## [Entries from a dataset of interfaces]
******
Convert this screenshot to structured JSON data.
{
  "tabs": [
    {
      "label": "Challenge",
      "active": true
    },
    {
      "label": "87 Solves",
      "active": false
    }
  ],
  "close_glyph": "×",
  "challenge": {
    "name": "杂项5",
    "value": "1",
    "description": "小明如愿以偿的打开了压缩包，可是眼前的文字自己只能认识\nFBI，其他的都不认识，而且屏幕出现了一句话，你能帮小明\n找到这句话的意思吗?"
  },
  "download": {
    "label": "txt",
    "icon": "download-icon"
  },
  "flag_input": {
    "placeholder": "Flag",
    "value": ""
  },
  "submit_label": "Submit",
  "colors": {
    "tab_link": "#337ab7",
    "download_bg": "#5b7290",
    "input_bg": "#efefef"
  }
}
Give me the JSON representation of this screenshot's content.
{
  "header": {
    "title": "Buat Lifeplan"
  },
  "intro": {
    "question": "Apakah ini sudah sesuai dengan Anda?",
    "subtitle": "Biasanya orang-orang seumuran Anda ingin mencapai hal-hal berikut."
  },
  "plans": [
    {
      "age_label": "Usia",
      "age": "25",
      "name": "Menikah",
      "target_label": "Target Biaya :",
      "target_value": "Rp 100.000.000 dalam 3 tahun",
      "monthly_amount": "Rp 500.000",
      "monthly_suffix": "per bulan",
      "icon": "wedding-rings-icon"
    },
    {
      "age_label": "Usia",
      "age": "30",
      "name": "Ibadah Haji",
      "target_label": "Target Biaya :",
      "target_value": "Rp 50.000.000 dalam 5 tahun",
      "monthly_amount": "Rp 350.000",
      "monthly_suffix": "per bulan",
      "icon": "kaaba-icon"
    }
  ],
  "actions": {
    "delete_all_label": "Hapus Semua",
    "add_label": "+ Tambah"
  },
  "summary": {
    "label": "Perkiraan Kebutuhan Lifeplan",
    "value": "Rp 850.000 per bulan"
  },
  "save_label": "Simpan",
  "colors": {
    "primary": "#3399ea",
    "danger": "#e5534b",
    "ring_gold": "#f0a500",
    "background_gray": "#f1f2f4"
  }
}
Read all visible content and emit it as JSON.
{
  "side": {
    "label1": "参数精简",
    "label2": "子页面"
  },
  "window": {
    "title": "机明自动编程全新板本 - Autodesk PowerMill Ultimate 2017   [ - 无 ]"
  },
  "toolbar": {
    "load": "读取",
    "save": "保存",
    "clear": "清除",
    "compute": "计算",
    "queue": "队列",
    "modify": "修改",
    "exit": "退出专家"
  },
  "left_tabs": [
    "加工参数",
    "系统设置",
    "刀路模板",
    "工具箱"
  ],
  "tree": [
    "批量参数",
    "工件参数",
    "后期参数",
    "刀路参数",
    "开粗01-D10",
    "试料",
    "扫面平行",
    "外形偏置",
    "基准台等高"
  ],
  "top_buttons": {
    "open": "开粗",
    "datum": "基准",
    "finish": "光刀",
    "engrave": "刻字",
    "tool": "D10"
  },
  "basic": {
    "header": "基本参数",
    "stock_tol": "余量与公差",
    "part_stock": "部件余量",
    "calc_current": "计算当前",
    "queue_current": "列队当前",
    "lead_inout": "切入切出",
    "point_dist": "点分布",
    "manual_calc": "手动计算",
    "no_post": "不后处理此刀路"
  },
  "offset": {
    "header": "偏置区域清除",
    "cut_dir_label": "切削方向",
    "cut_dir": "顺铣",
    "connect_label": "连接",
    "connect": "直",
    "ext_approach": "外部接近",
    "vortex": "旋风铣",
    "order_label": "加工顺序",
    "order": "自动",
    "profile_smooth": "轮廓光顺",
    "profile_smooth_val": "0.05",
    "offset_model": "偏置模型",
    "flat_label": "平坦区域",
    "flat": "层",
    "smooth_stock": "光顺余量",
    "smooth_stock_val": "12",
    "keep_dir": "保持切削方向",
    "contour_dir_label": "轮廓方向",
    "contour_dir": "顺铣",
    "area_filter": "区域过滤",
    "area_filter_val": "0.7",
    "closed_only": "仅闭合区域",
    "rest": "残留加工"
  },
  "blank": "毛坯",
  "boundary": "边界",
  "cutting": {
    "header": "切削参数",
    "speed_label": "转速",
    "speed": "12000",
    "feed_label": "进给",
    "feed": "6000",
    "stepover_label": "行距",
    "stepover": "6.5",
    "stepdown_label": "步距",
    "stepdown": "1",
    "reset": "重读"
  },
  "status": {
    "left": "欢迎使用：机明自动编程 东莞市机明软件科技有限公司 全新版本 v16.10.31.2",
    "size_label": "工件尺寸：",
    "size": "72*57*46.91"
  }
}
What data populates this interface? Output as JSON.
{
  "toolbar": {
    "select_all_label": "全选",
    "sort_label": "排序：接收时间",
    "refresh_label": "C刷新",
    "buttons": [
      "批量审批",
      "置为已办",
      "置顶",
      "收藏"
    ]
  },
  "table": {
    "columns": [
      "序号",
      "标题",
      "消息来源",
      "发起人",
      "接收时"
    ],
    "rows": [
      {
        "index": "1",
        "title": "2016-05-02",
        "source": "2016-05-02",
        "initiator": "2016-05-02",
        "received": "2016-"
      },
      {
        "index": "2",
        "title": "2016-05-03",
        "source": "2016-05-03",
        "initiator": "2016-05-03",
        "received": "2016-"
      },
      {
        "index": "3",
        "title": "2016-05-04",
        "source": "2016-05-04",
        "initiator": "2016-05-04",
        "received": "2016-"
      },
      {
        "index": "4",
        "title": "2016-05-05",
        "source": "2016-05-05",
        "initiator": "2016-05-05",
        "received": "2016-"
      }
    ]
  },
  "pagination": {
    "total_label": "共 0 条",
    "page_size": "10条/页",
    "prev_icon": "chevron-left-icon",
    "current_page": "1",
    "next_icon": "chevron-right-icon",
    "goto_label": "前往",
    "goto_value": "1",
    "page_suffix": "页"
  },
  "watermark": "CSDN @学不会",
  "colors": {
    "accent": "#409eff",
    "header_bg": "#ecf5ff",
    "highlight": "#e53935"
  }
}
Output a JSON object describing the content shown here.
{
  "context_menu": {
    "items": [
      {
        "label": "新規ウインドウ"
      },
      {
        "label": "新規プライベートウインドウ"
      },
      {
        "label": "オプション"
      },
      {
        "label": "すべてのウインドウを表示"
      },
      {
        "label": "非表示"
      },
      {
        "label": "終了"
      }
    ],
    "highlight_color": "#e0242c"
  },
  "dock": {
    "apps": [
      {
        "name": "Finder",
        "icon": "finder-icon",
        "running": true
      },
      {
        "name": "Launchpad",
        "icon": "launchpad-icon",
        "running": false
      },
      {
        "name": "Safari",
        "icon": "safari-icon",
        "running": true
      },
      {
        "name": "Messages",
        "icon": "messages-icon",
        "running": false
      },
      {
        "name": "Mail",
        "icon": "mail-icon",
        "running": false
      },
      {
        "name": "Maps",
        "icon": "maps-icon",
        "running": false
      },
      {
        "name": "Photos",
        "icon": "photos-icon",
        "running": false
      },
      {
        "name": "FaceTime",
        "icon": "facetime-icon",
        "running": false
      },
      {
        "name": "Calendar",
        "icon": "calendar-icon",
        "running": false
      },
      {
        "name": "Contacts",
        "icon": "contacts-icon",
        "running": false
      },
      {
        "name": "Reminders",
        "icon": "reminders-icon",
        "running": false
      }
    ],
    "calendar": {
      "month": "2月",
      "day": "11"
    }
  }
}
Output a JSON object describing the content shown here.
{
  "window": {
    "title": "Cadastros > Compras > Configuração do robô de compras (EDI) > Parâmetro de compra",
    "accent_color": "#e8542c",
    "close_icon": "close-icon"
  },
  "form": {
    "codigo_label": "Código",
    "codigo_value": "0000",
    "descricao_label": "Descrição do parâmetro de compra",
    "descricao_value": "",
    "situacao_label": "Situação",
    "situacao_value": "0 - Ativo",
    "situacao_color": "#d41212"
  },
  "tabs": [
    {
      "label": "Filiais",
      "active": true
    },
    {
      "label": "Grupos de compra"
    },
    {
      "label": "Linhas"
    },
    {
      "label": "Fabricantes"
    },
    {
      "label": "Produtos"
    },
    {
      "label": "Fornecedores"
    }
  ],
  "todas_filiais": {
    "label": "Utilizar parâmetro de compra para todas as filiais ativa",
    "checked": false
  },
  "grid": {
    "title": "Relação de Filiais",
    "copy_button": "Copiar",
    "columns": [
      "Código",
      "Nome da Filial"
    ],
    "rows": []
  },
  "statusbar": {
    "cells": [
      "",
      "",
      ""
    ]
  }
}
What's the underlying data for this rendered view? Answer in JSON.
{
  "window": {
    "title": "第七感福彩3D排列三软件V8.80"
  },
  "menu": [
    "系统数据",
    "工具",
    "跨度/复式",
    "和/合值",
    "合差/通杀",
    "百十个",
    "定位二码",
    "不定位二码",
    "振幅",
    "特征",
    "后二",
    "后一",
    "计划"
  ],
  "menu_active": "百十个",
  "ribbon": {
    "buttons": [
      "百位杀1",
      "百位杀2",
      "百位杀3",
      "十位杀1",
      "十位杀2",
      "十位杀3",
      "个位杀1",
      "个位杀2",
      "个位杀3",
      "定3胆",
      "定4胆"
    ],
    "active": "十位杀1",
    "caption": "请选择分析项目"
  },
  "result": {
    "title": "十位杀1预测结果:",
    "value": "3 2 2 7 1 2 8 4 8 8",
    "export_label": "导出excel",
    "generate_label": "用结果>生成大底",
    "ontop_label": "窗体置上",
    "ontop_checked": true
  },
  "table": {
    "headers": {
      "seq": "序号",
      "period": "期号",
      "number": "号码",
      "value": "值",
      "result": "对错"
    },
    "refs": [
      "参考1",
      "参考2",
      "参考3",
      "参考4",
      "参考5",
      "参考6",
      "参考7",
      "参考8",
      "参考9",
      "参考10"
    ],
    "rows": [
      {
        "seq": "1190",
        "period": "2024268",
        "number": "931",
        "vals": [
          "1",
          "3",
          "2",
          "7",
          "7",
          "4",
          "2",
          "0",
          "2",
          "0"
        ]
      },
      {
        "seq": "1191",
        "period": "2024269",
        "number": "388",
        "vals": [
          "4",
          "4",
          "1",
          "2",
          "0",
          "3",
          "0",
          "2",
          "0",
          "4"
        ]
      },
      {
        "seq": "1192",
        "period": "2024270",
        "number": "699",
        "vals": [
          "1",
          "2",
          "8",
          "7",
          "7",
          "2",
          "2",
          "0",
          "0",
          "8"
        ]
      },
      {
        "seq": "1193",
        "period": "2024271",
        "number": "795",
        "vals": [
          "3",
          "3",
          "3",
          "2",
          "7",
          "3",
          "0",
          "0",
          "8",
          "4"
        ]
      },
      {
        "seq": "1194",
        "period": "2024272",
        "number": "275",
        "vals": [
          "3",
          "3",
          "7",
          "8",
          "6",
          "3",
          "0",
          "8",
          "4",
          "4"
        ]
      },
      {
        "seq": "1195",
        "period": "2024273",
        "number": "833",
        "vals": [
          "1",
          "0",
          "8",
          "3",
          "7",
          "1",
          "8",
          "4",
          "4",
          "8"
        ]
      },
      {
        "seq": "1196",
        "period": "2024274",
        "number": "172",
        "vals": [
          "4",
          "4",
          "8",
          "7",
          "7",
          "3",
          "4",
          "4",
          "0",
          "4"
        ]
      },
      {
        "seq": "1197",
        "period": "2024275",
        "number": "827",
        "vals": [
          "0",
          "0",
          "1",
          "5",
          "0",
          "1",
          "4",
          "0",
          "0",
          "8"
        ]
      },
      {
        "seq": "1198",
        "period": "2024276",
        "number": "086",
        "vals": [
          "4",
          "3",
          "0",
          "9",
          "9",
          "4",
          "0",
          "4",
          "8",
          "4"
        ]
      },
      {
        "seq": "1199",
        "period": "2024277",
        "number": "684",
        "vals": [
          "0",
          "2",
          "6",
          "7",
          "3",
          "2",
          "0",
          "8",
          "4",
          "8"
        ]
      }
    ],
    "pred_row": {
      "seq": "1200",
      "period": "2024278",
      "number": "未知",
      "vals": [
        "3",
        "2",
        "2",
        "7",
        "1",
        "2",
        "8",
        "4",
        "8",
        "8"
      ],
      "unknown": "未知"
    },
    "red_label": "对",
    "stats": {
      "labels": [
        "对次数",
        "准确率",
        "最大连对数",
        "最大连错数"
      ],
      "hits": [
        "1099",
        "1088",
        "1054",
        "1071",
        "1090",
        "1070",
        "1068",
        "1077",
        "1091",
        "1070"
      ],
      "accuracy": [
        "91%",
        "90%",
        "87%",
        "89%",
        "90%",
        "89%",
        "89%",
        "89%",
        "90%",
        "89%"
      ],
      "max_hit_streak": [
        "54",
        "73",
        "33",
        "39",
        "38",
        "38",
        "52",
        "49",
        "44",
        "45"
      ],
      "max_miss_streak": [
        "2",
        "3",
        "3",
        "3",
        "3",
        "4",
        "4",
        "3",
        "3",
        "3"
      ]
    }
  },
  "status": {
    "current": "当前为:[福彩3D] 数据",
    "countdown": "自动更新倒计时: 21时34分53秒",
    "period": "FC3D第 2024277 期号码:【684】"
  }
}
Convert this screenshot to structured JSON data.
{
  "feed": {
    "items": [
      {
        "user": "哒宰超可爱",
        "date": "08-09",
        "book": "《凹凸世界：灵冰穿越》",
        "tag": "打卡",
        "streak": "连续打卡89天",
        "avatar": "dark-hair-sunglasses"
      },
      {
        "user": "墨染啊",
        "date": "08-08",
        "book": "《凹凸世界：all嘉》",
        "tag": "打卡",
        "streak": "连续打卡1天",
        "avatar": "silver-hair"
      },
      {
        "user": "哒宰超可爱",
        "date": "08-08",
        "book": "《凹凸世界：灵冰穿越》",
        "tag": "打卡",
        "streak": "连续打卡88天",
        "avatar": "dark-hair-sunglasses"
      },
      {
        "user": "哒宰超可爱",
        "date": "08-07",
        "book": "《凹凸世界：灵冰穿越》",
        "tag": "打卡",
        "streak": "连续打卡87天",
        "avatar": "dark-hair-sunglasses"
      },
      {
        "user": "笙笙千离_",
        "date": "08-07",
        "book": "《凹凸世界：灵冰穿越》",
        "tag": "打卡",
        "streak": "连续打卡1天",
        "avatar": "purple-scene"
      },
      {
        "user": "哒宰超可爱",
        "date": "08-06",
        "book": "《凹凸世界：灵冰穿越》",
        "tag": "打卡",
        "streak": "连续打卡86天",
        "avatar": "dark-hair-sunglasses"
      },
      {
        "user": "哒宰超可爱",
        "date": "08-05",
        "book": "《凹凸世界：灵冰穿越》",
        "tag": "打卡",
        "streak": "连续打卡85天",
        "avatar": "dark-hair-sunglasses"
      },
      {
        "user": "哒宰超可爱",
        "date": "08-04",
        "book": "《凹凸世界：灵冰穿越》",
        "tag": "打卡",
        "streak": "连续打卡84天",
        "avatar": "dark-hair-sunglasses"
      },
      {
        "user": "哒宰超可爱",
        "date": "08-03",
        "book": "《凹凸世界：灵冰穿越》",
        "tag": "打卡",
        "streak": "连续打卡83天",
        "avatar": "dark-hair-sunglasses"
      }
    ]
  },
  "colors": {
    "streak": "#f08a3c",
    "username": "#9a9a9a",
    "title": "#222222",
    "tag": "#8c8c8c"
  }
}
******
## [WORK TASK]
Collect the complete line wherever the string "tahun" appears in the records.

## [OUTPUT FOR THIS EXERCISE]
      "target_value": "Rp 100.000.000 dalam 3 tahun",
      "target_value": "Rp 50.000.000 dalam 5 tahun",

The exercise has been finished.